Copyright 2011 Dr. Stephen R. Crosby Permission is granted to copy, forward, or distribute this article for non-commercial use only, as long as this copyright byline, in totality, is maintained in all duplications, copies, and link references.  For reprint permission for any commercial use, in any form of media, please contact

Kingdom Economy

The Greek word for the KJV, “household,” is oikonomia. Literally, it means the rule, or law, or order of the family/household: “How the family is run.” It is also exactly the same word from which we derive the English word “economy.”

God’s economy is based on the exchange of love and charis (gifts) in a family of relationships.

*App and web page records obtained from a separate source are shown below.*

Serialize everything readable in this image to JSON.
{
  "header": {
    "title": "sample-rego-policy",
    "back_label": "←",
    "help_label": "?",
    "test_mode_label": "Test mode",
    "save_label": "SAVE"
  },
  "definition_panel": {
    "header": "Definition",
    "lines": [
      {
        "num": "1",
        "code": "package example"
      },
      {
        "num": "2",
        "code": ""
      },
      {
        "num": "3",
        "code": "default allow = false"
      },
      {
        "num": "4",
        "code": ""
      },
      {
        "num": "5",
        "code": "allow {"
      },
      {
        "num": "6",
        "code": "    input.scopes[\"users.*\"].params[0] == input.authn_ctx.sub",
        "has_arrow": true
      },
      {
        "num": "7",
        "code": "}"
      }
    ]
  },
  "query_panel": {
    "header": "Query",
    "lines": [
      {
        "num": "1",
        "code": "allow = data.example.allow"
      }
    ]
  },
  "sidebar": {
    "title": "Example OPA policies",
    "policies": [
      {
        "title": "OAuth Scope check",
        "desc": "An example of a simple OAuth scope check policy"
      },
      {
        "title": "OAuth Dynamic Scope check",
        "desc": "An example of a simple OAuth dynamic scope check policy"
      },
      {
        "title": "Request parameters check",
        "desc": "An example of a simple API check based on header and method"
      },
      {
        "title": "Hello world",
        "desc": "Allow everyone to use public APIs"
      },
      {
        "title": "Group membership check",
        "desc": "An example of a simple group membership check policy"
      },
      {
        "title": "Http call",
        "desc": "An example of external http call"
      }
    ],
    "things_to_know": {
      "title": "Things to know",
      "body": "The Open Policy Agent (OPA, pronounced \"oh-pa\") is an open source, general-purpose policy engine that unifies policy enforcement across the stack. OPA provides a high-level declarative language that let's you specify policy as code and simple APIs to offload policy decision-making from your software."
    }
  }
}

It is not based upon money. Without functional relationships in which love and charis are exchanged, there is no kingdom economy, nor can there be.

In God’s economy, finances and material resources follow upon the exchange of love and charis.  Gift exchange in the family is the economy of God.  It is possible to have lots of finance and never touch God’s economy because the genuine relational infrastructure of love and gift exchange is absent. Rather, in its place are the mechanics of money and the strong arm of human determination to build something for God, even using “biblical principles of finance.”

The flow of finance is the logical fruit of an economy based on the exchange of love and charis. A lack of finance for legitimate kingdom efforts is not a lack of money. It is the fruit of a lack of love, and a lack of the understanding of the financial responsibilities of “one-anotherness” in a functional relational community. Love expressed has an economic element.

There are those today who think that a more “faithful” approach to the “stewardship” of money and finance, if overseen by “governmental apostles,” is somehow the magic key of the hour to open up untold kingdom opportunities in the present day. God’s economy is much more sublime than the “release of marketplace ministries,” as valuable as that may be. I submit to you that Calvary’s plow must go yet much deeper than that if we are to even approach a semblance of a  “kingdom economy.”

Everything . . . and I mean every practice, belief system, theology, value . . . every precious “conviction,” up to and including our right to be “right” in our views, must be on the table for radical reassessment and reconfiguration to Christ.

If we get the cart of spiritual money mechanics ahead of the horse of loved-based family economy, we will experience the logical end of that order of things: nothing.

Copyright 2011 Dr. Stephen R. Crosby Permission is granted to copy, forward, or distribute this article for non-commercial use only, as long as this copyright byline, in totality, is maintained in all duplications, copies, and link references.  For reprint permission for any commercial use, in any form of media, please contact